The entries are to be duplicated exactly, though any picture in them must be omitted.

> Input material:
=== Begin Enclosure ===

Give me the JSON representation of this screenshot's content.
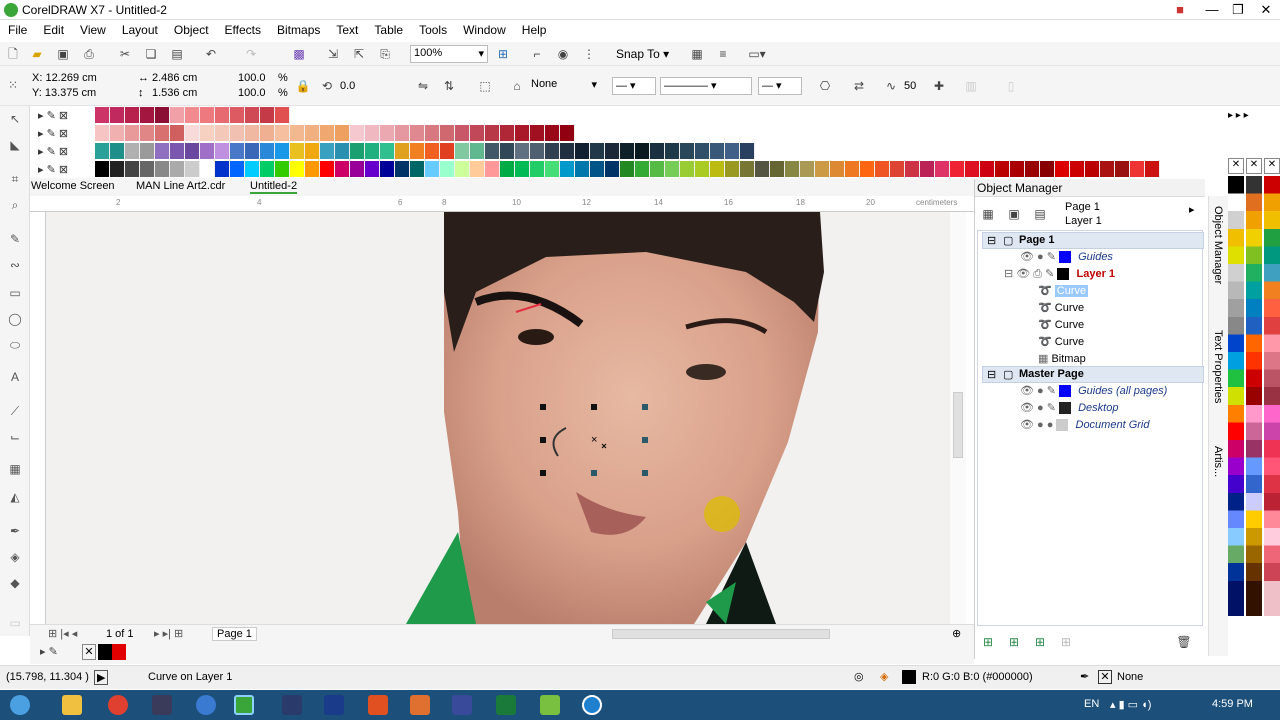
{
  "window": {
    "title": "CorelDRAW X7 - Untitled-2"
  },
  "menu": [
    "File",
    "Edit",
    "View",
    "Layout",
    "Object",
    "Effects",
    "Bitmaps",
    "Text",
    "Table",
    "Tools",
    "Window",
    "Help"
  ],
  "toolbar": {
    "zoom": "100%",
    "snap_to": "Snap To",
    "rotation_value": "50"
  },
  "property_bar": {
    "x": "X: 12.269 cm",
    "y": "Y: 13.375 cm",
    "width": "2.486 cm",
    "height": "1.536 cm",
    "scale_x": "100.0",
    "scale_y": "100.0",
    "pct": "%",
    "angle": "0.0",
    "wrap": "None",
    "smooth": "50"
  },
  "tabs": [
    "Welcome Screen",
    "MAN Line Art2.cdr",
    "Untitled-2"
  ],
  "ruler_unit": "centimeters",
  "ruler_ticks": [
    "2",
    "4",
    "6",
    "8",
    "10",
    "12",
    "14",
    "16",
    "18",
    "20"
  ],
  "page_nav": {
    "count": "1 of 1",
    "page": "Page 1"
  },
  "object_manager": {
    "title": "Object Manager",
    "current_page": "Page 1",
    "current_layer": "Layer 1",
    "tree": {
      "page1": "Page 1",
      "guides": "Guides",
      "layer1": "Layer 1",
      "items": [
        "Curve",
        "Curve",
        "Curve",
        "Curve",
        "Bitmap"
      ],
      "master": "Master Page",
      "master_items": [
        "Guides (all pages)",
        "Desktop",
        "Document Grid"
      ]
    },
    "side_tabs": [
      "Object Manager",
      "Text Properties",
      "Artis..."
    ]
  },
  "status": {
    "coords": "(15.798, 11.304 )",
    "info": "Curve on Layer 1",
    "fill": "R:0 G:0 B:0 (#000000)",
    "outline": "None"
  },
  "taskbar": {
    "lang": "EN",
    "time": "4:59 PM"
  },
  "colors": {
    "accent": "#3aa639",
    "selection": "#dfe7f3",
    "layer_red": "#c00000"
  }
}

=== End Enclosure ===

> Answer to this exercise:
Give me the JSON representation of this screenshot's content.
{
  "window": {
    "title": "CorelDRAW X7 - Untitled-2"
  },
  "menu": [
    "File",
    "Edit",
    "View",
    "Layout",
    "Object",
    "Effects",
    "Bitmaps",
    "Text",
    "Table",
    "Tools",
    "Window",
    "Help"
  ],
  "toolbar": {
    "zoom": "100%",
    "snap_to": "Snap To",
    "rotation_value": "50"
  },
  "property_bar": {
    "x": "X: 12.269 cm",
    "y": "Y: 13.375 cm",
    "width": "2.486 cm",
    "height": "1.536 cm",
    "scale_x": "100.0",
    "scale_y": "100.0",
    "pct": "%",
    "angle": "0.0",
    "wrap": "None",
    "smooth": "50"
  },
  "tabs": [
    "Welcome Screen",
    "MAN Line Art2.cdr",
    "Untitled-2"
  ],
  "ruler_unit": "centimeters",
  "ruler_ticks": [
    "2",
    "4",
    "6",
    "8",
    "10",
    "12",
    "14",
    "16",
    "18",
    "20"
  ],
  "page_nav": {
    "count": "1 of 1",
    "page": "Page 1"
  },
  "object_manager": {
    "title": "Object Manager",
    "current_page": "Page 1",
    "current_layer": "Layer 1",
    "tree": {
      "page1": "Page 1",
      "guides": "Guides",
      "layer1": "Layer 1",
      "items": [
        "Curve",
        "Curve",
        "Curve",
        "Curve",
        "Bitmap"
      ],
      "master": "Master Page",
      "master_items": [
        "Guides (all pages)",
        "Desktop",
        "Document Grid"
      ]
    },
    "side_tabs": [
      "Object Manager",
      "Text Properties",
      "Artis..."
    ]
  },
  "status": {
    "coords": "(15.798, 11.304 )",
    "info": "Curve on Layer 1",
    "fill": "R:0 G:0 B:0 (#000000)",
    "outline": "None"
  },
  "taskbar": {
    "lang": "EN",
    "time": "4:59 PM"
  },
  "colors": {
    "accent": "#3aa639",
    "selection": "#dfe7f3",
    "layer_red": "#c00000"
  }
}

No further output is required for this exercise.